What attracts graduates from top universities in Southeast Asia to take a Master’s degree at ESSEC’s Asia-Pacific campus in Singapore?

For Filipinos, Ma Patricia Sol Gamilla and Adriel Ronald Caumban, who graduated from De La Salle University and Ateneo de Manila University, respectively, attending a prestigious school meant a relatively smooth path to the workforce.

Patricia found employment at a consulting firm, while Adriel worked in IT and financial services. To both of them, a Master’s degree was initially deemed unnecessary.

“I’d say it’s fifty-fifty,” Adriel muses. “People from the Philippines might take a master’s only when they want to change industries or take on a managerial position.

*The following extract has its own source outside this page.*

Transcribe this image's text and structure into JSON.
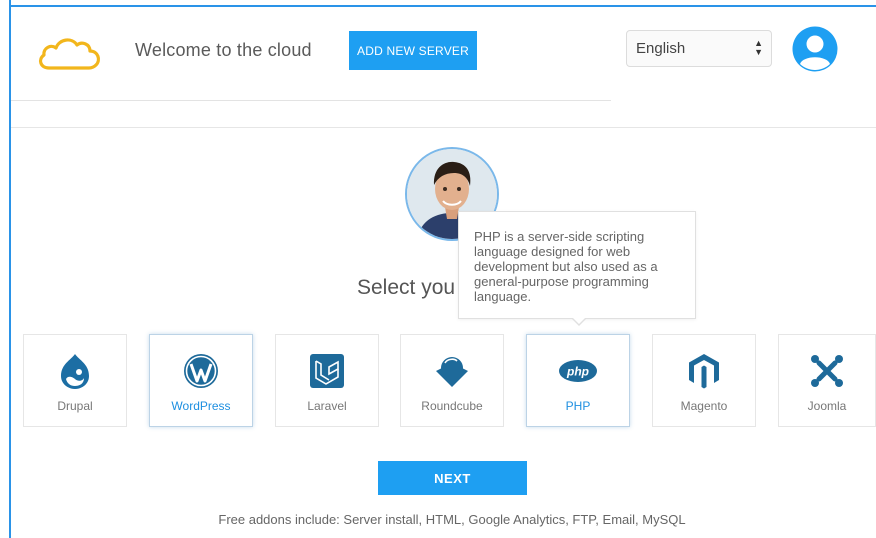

Even then, the budget is a big constraint, so the preference is usually for local programs.”

Accessing a Global World

True to his words, as Adriel’s and Patricia’s ambitions grew, the pair found their way to ESSEC Asia-Pacific’s Master in Strategy and Management of International Business (SMIB).

One of the first things they noticed was that the internationally diverse group was apart from their undergraduate days when the students were mainly locals.

“I liked being able to interact with people from India, Europe, and Asia, to hear their different perspectives and to share my Filipino way of thinking,” says Adriel, who received an Academic Excellence Scholarship to come to ESSEC.

He adds that these views added to the knowledge gained from his philosophy and marketing classes to give him a depth of perspective he had yet to have as an undergraduate.

For Patricia, who began her Master’s degree to improve her business acumen and prepare to join her family’s business, the international exposure was perfect: “I was able to gain insights about how businesses are run in a global environment and learn from people with different backgrounds and cultures,” she explains.

Empowered by a United Community

Being part of a smaller cohort was also a boon, Durga Gopalan adds. When doing her undergraduate degree at the National University of Singapore, the sheer number of students made it easy to blend in with the crowd.

But by pursuing the SMIB degree at ESSEC, “I was able to take the lead in organizing activities for the entire school, which helped me build my leadership capabilities,” she says.

Patricia adds that the smaller community also means that ESSEC prefers to hold guest talks with individual speakers instead of large seminars so students can network more intimately.

“During these talks, many alumni returned to share about their different industries and the work they do, which gave us exposure and understanding of the opportunities we might have,” Durga chimes in.

Some alumni even return to support the new cohorts through an official mentorship program available exclusively to SMIB Asia-Pacific students. As Adriel had expressed an interest in consulting, he was paired with a mentor who could offer advice.

“Besides helping me understand the job market, my mentor also passed my resume to different people, which eventually led to me getting an internship in digital marketing,” he says.

Equipped Through Learning By Doing

Durga notes that this career support worked with ESSEC’s learning-by-doing approach to help students prepare for the working world.

Experiences such as the Asian Strategy Challenge, where she was paired with Heineken to solve real-world business challenges, deepened her understanding of data analytics and supply chain management in a business context and taught volumes about conducting client meetings and giving presentations—all of which add to her portfolio and attractiveness as a job-seeker, she says.

Although Patricia had worked on similar projects back in De La Salle, the fact that her undergraduate degree was in IT meant that these assignments were highly technical.

“At ESSEC, I was constantly placed in situations where I had to work on projects unfamiliar to me—from doing a market research report for a sports retailer to supply chain work for the fragrances and cosmetics industry,” she recalls.

These projects are valuable exposure, but perhaps even more critical for Adriel, Durga, and Patricia, they breed confidence—confidence that no matter how large the world may be, they, like other ESSEC master’s program graduates, are more than ready to conquer.